* [Task to complete]:
In the entries below, count the lines holding "selected". Reply with the number only.

* [Given records]:
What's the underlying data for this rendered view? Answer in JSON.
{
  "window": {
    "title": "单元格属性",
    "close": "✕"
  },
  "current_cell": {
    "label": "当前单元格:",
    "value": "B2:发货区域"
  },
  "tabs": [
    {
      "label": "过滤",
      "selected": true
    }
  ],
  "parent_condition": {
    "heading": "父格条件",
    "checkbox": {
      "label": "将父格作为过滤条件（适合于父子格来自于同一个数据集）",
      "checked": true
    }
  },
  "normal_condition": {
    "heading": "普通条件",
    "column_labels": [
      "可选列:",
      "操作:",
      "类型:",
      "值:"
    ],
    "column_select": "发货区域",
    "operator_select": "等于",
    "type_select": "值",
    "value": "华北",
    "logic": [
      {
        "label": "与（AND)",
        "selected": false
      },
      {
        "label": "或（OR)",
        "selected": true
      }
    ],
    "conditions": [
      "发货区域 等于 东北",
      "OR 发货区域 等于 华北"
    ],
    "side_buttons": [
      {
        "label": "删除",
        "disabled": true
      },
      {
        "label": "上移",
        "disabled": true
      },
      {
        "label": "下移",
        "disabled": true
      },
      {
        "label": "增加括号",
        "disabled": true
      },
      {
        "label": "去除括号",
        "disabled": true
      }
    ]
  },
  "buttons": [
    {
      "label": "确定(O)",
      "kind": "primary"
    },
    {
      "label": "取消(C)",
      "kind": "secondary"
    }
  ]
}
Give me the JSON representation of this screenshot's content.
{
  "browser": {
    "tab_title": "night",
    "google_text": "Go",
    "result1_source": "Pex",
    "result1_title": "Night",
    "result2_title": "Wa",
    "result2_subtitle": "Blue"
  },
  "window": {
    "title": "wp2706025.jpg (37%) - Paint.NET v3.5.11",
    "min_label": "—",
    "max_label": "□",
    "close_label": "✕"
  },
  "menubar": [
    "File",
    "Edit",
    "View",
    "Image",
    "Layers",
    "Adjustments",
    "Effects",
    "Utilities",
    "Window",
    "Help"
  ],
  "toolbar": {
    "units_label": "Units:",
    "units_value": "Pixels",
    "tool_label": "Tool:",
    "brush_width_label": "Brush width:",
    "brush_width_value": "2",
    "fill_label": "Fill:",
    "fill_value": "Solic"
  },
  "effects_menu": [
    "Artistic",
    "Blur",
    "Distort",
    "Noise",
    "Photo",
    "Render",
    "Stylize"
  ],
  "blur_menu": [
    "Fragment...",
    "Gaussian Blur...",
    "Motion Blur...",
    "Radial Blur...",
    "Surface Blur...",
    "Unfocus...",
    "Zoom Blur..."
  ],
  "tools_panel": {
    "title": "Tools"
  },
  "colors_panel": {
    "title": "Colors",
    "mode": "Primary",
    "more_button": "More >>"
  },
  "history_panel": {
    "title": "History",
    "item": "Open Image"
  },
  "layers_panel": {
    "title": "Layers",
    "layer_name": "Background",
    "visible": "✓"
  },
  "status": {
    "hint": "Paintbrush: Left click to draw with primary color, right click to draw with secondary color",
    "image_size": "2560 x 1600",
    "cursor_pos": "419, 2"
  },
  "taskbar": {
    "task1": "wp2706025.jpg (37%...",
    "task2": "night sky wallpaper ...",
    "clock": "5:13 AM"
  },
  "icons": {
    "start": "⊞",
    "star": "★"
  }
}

* [Exercise response]:
3